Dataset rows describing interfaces

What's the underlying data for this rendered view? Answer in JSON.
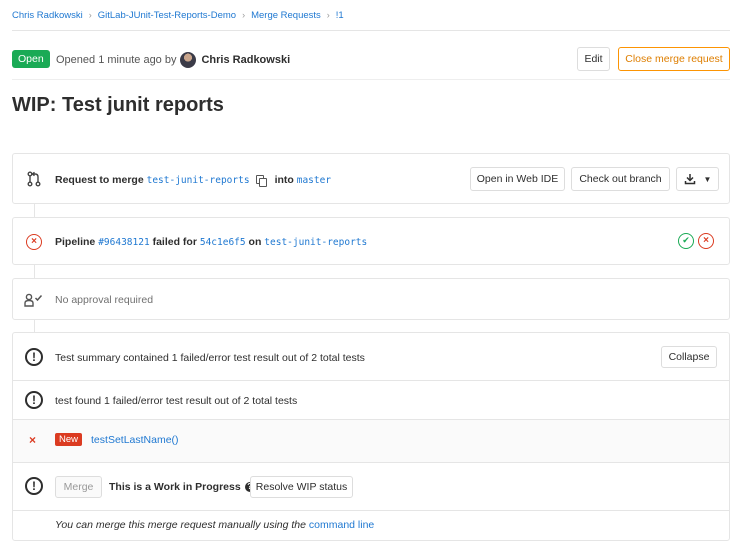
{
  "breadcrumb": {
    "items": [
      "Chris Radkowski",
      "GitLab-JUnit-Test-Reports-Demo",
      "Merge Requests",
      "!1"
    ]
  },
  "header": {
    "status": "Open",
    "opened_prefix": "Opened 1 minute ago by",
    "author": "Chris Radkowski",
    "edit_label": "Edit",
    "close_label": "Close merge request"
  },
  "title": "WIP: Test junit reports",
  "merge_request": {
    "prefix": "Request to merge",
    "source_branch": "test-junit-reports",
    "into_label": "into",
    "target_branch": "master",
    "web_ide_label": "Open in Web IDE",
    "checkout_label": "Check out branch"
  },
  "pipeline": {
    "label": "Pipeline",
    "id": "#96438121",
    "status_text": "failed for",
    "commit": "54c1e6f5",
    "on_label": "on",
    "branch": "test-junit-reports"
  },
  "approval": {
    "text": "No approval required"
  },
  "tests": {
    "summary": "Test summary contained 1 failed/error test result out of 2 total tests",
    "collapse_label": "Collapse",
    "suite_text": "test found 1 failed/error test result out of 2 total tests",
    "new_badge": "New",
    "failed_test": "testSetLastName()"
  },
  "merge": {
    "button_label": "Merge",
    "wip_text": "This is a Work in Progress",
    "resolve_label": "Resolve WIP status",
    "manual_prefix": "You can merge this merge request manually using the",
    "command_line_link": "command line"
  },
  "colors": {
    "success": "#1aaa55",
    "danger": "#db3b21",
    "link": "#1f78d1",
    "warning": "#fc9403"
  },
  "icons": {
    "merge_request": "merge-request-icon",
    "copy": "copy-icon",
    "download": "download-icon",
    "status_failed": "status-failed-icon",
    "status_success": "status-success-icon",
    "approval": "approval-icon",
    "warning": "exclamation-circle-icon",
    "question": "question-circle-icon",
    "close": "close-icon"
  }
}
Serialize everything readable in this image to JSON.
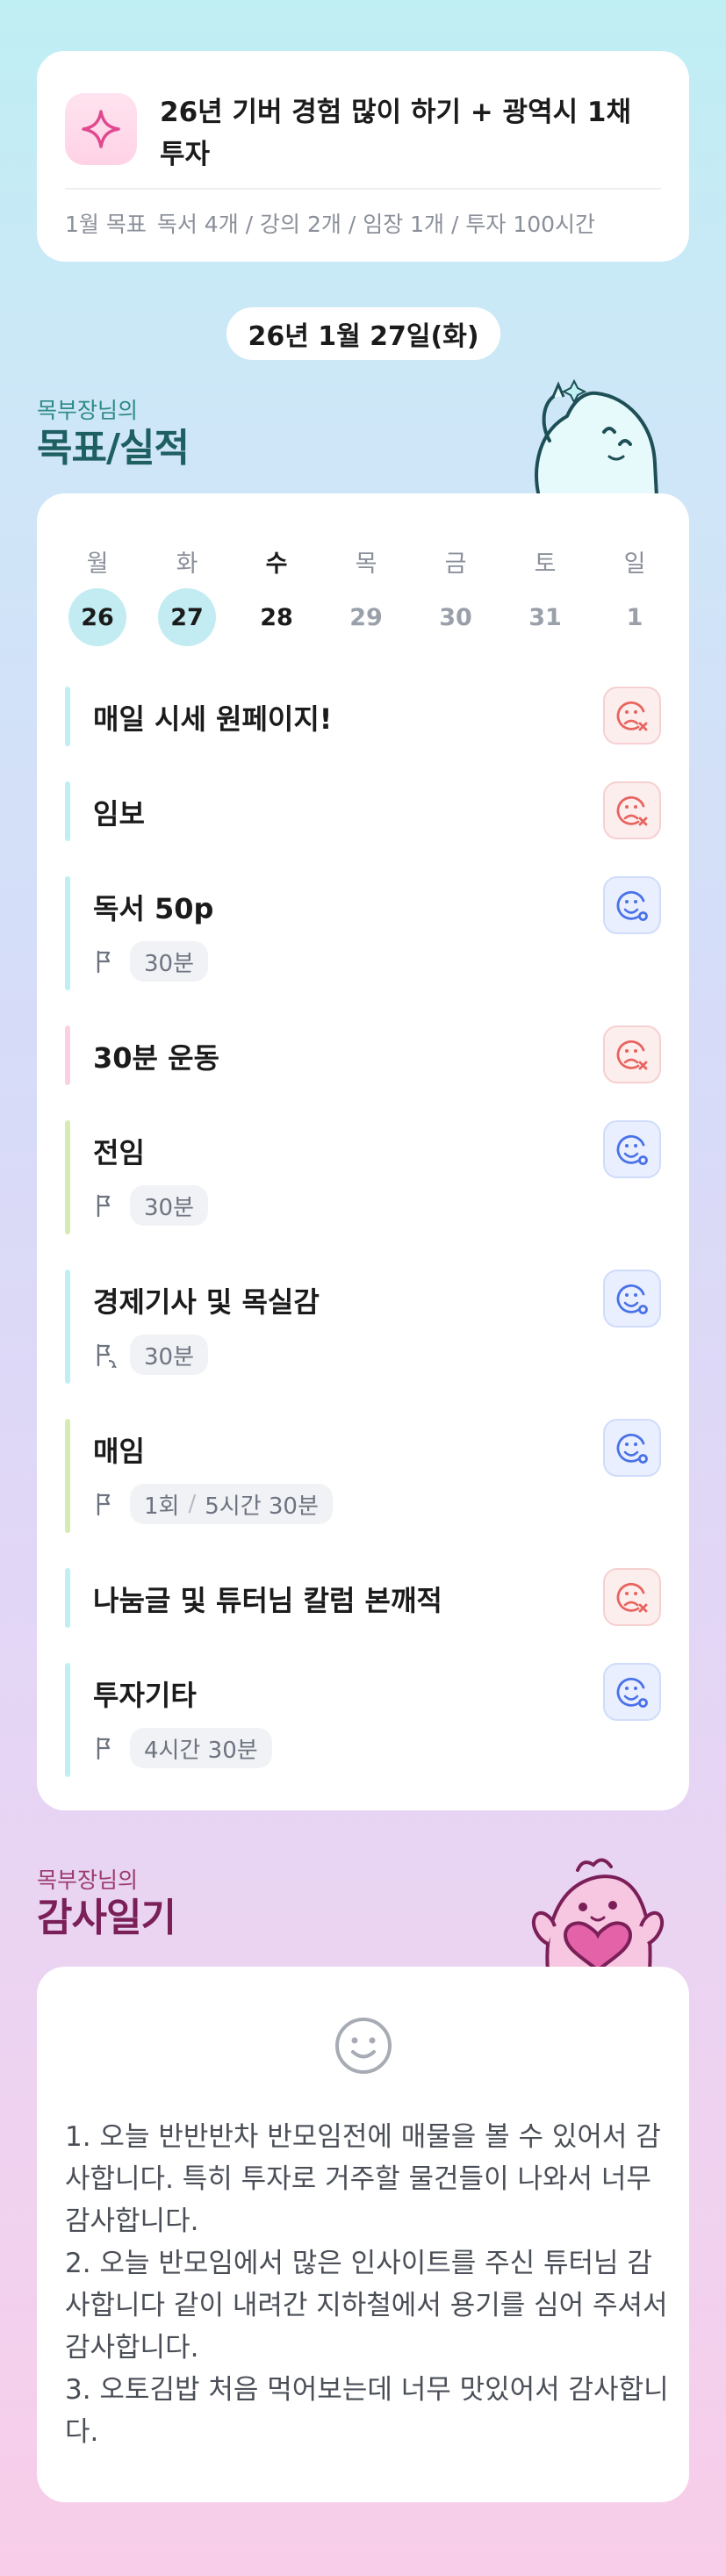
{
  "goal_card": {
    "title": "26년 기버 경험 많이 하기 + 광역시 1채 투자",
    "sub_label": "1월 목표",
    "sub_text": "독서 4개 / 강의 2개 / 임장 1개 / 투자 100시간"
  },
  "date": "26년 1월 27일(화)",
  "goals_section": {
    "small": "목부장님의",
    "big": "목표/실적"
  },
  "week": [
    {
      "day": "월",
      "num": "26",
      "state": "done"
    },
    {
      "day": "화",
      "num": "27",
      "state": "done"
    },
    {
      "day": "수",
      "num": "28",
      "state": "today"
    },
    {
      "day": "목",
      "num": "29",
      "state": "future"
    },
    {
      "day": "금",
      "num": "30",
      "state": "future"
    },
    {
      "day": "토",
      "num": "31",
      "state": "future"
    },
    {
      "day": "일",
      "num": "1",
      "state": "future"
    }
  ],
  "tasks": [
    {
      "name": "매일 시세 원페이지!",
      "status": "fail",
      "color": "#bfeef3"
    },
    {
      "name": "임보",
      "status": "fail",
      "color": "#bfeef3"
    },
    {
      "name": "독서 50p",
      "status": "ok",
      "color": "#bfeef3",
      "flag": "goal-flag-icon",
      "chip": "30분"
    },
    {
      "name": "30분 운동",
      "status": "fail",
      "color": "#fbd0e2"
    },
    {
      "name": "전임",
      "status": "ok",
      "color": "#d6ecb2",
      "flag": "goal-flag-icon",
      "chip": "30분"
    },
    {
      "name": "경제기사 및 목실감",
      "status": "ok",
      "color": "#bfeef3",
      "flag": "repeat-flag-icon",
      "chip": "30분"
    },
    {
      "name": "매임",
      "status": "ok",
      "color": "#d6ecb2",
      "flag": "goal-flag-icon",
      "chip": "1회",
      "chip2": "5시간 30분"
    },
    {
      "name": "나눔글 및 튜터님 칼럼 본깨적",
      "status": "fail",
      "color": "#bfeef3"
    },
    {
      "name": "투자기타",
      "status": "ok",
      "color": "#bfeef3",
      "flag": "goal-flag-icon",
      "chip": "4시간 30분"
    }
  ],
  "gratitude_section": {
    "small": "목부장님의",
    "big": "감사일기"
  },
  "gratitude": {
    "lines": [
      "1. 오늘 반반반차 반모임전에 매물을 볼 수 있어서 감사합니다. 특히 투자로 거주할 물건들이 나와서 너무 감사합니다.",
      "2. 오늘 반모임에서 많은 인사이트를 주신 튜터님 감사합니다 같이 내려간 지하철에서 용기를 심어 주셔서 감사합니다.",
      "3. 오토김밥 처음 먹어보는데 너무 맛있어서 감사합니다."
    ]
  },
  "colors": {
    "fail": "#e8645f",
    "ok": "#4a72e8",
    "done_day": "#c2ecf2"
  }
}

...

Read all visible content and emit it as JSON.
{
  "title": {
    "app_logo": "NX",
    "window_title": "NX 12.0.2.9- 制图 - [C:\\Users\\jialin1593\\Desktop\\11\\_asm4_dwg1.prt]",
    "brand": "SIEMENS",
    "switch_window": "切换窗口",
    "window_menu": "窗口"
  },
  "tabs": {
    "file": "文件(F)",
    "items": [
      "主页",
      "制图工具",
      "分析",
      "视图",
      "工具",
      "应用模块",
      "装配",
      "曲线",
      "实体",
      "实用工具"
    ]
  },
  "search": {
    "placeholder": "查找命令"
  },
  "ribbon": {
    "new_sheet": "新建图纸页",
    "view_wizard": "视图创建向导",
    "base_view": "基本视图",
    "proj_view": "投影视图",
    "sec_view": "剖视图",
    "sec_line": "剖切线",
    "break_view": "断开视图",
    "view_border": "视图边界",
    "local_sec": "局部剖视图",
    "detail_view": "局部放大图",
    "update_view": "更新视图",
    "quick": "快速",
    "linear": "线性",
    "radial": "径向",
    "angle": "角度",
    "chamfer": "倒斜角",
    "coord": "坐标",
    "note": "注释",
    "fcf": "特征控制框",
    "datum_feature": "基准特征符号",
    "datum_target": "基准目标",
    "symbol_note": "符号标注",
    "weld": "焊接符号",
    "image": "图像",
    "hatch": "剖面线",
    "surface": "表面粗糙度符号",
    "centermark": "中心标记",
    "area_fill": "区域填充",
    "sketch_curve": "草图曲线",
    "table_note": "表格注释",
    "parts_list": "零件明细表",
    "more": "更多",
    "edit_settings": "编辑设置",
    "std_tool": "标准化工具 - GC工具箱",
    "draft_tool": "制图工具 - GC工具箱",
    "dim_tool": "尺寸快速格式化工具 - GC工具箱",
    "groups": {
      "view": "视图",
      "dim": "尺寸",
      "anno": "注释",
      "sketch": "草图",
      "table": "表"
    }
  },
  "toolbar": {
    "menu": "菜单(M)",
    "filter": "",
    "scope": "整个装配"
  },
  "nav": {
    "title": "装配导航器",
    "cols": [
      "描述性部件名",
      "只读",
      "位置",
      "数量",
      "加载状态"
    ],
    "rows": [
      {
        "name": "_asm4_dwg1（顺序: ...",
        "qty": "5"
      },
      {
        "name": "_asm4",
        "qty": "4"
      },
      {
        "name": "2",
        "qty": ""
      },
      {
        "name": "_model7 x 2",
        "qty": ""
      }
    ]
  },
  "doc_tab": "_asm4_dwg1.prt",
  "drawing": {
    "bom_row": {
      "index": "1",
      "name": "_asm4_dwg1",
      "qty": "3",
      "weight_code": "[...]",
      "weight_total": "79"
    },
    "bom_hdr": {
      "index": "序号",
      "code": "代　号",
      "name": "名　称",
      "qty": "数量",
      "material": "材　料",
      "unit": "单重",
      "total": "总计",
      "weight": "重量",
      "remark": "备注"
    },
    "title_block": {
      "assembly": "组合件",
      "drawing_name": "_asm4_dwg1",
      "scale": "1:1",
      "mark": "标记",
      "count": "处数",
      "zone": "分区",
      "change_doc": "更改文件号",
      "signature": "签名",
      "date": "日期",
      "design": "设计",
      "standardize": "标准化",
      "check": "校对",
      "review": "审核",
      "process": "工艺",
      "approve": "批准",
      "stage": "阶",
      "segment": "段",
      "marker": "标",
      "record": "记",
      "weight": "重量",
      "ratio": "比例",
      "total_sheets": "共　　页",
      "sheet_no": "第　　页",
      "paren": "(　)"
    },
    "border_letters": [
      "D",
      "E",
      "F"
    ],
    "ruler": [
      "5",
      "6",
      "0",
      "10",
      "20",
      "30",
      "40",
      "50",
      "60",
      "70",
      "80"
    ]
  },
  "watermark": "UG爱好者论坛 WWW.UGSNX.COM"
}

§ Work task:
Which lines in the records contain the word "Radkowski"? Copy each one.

§ Answer section:
      "Chris Radkowski",
    "author": "Chris Radkowski",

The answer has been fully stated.